The Venice Film Festival shone the spotlight on the tragedy of opiates by crowning a documentary on photographer Nan Goldin and her relentless fight against this health scandal which has claimed hundreds of thousands of lives in the United States.
The jury chaired by actress Julianne Moore awarded its Golden Lion to the director, Laura Poitras, 58, and thus crowns a third director in a row, after the French Audrey Diwan last year (“L’Evènement “) and Chinese-American Chloé Zhao (“Nomadland”) in 2020.
Above all, he distinguishes a pugnacious personality who relentlessly probes the gray areas of America: after having worked on the American occupation in Iraq then Guantanamo, she became the confidante of the whistleblower Edward Snowden and produced “Citizenfour” ( 2015), which won the Oscar for Best Documentary.
No shattering revelations this time in “All the Beauty and the Bloodshed”, the award-winning film at Venice, but a journey through the life of Nan Goldin, a 68-year-old photographer known for her shots of the New York underground and who rubbed shoulders with death, from AIDS to the opiate crisis, his last fight.
Because Nan Goldin, who had returned from Venice and could not pick up her prize, took the lead in a David against Goliath fight against the Sackler family, main producers of opiates, painkillers who made people addicted and killed half a million Americans over the past two decades.
“I’ve known a lot of brave people in my life, but no one like (Nan Goldin) who fought this very powerful family,” the director said as she accepted her award.
The Venice jury sent another political signal by awarding a Special Prize to director Jafar Panahi, showing that cinema would not bow to censorship in Iran and offering its support to a filmmaker who pays with his freedom for his desire to create.

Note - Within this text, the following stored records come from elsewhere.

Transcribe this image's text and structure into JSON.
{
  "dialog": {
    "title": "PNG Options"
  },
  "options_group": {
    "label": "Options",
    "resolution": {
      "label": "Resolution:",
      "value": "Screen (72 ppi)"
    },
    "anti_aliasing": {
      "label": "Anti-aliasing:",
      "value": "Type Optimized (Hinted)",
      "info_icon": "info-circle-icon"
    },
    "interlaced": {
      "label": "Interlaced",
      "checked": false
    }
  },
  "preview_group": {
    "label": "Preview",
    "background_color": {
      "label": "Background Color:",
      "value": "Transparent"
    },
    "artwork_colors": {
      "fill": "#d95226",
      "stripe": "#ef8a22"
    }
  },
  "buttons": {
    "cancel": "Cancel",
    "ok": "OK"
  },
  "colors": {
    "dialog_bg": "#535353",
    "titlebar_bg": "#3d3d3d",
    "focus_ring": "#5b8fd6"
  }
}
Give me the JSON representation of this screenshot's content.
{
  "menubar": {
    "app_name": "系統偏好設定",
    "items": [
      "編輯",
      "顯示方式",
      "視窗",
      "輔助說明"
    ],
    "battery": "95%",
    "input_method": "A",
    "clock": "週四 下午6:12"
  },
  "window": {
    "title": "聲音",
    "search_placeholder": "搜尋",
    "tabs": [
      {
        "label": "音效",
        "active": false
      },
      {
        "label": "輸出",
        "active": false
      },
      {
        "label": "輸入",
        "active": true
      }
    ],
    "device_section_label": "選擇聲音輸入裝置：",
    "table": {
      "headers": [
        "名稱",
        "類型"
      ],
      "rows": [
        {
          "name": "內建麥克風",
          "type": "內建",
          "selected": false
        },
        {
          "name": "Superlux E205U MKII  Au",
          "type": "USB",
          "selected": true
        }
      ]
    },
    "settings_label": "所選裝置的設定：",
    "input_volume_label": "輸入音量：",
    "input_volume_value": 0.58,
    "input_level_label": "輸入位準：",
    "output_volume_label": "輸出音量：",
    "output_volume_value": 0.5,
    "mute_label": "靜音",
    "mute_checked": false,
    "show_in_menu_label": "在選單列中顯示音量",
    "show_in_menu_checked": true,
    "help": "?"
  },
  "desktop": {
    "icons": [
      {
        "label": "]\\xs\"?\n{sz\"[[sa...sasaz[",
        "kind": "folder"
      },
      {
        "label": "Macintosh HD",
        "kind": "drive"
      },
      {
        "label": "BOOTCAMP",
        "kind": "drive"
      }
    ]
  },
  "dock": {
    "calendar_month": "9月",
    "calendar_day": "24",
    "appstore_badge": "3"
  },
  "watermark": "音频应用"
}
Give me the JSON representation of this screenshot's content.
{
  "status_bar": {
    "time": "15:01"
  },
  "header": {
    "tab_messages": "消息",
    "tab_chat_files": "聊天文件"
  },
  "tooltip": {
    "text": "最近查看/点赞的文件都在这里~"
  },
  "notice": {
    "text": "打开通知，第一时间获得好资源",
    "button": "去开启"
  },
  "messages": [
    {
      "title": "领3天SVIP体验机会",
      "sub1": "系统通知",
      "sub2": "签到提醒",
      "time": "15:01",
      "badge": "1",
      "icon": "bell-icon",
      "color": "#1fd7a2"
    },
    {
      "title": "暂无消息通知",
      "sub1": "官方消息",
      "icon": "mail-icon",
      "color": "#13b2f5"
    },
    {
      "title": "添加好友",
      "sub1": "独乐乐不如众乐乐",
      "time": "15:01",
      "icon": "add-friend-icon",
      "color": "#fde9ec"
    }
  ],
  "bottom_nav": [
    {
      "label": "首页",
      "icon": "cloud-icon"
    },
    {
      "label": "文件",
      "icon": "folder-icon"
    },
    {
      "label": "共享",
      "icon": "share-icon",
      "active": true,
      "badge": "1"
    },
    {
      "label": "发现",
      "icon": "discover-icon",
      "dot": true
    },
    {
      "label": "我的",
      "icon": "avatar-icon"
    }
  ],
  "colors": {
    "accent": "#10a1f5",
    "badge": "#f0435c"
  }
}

Golden Lion in 2000 with “Le Cercle”, Panahi is the only filmmaker in competition not to have been able to walk the red carpet, imprisoned since July by the mullahs’ regime. In “No Bears” (“The Bears do not exist”), the award-winning film, he puts his own situation in abyss, a brilliant snub to censorship.
Slap for Netflix
But the Venetian ceremony, which acts as a launching pad for the Oscars, after the “success stories” of films like “Nomadland” by Chloé Zhao, Lion d’Or in 2020 or “Roma” by Alfonso Cuaron, two years earlier , has not forgotten the glamour.
The acting awards went to red carpet stars Cate Blanchett (“Tár”) and Colin Farrell (“The Banshees of Inisherin”).
On the other hand, the prize list sounds like a slap in the face for the online video giant Netflix, in search of cinephile legitimacy in Venice. Deprived of Cannes competition because his films are not released in theaters, he has his napkin ring on the Lido where he presented no less than four films.
Alas, neither the performance of Ana de Armas as Marilyn Monroe in the biopic “Blonde”, online at the end of September, nor the excess of the Frenchman Romain Gavras in his description of the insurrection of a suburb (“Athena”) convinced the jury. No more than the Mexican Alejandro González Iñárritu, who lost the spectators in the meanders of his “Bardo”, or the American Noah Baumbach, who did not find the charm of his previous films with “White Noise”. (AFP)